As Popeye becomes embroiled with the denizens of Sweethaven - a copyright-evading cypher for Innsmouth if ever there was one - his spiralling lack of focus becomes our own. The quest for victory becomes all even as the protagonist loses all sight of what the victory will look like. Lost in Popeye's own nightmare, Altman's work truly is the artistic culmination of Greek tragedy, Kubrickian nihilism and visceral Cronenbergian terror.

Having bested the locals, their pathetic prize fighter 'Ox Heart' and even the Commodore's personal attack-dog Bluto, the sailor finally stands in simmering silence, eye-to-eye with the reclusive puppet master himself. The broken, grizzled, mocking and resourcefully spiteful figure he sees does not surprise him. Popeye beholds a vision of himself, of what he could be if he chooses this destiny. Stripped of weakness, of doubt, of cumbersome humanity. Drowning in fire; Dagon incarnate. And then he realises there is no choice.

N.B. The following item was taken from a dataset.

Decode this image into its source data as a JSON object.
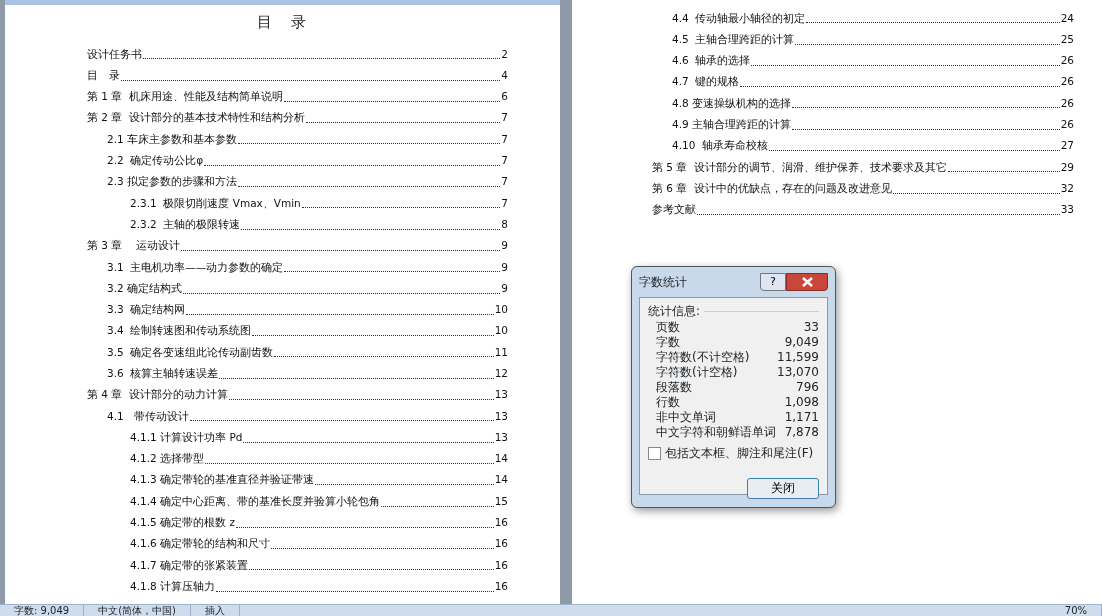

The gruelling journey so far - every swing, punch, duck and jab - has not been a test to destroy the mariner, but to prove his worth. He was not sent here to save Sweethaven, but to rule it. The Commodore is the sailor's father, just as The Sweet Pea is his son. They always were; they always will be. The circle is complete. Again. Popeye is home and the madness from the sea reclaims the land.

Hail to the king, baby...

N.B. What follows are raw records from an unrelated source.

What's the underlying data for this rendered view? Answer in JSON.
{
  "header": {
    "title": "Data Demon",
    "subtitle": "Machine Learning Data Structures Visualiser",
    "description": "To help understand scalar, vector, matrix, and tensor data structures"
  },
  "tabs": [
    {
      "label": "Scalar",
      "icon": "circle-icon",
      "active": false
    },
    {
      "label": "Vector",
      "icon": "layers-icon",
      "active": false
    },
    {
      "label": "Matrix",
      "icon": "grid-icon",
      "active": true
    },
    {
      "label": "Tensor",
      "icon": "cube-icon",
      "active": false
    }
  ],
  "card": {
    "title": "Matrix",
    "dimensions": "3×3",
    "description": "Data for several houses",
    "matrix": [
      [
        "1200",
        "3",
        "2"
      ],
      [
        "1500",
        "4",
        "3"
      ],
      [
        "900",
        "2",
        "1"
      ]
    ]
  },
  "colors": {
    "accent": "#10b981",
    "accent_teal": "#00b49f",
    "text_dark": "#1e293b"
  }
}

And if I HAD to put a number on it…
(Yes, everything up there? That's a sort of sarcasm. While there is some dark potential here, Popeye is unequivocally crap.)

...and if you want to listen to some words about this film which are swearier and with The Drink involved, here's a podcast version you might be interested in:

*1 The regular, BBFC-rated version of this film is 92 minutes. There are two separate versions uploaded to YouTube which bear out this timing, and yet for the Peggy Mount Calamity Hour podcast (the precise and only reason this abomination was watched), we managed to endure the Blu-ray anniversary cut, which was somehow twenty minutes longer. For the love of god...[ BACK ]

• ^^^ That's dry, British humour, and most likely sarcasm or facetiousness.
• Yen's blog contains harsh language and even harsher notions of propriety. Reader discretion is advised.
• This is a personal blog. The views and opinions expressed here represent my own thoughts (at the time of writing) and not those of the people, institutions or organisations that I may or may not be related with unless stated explicitly.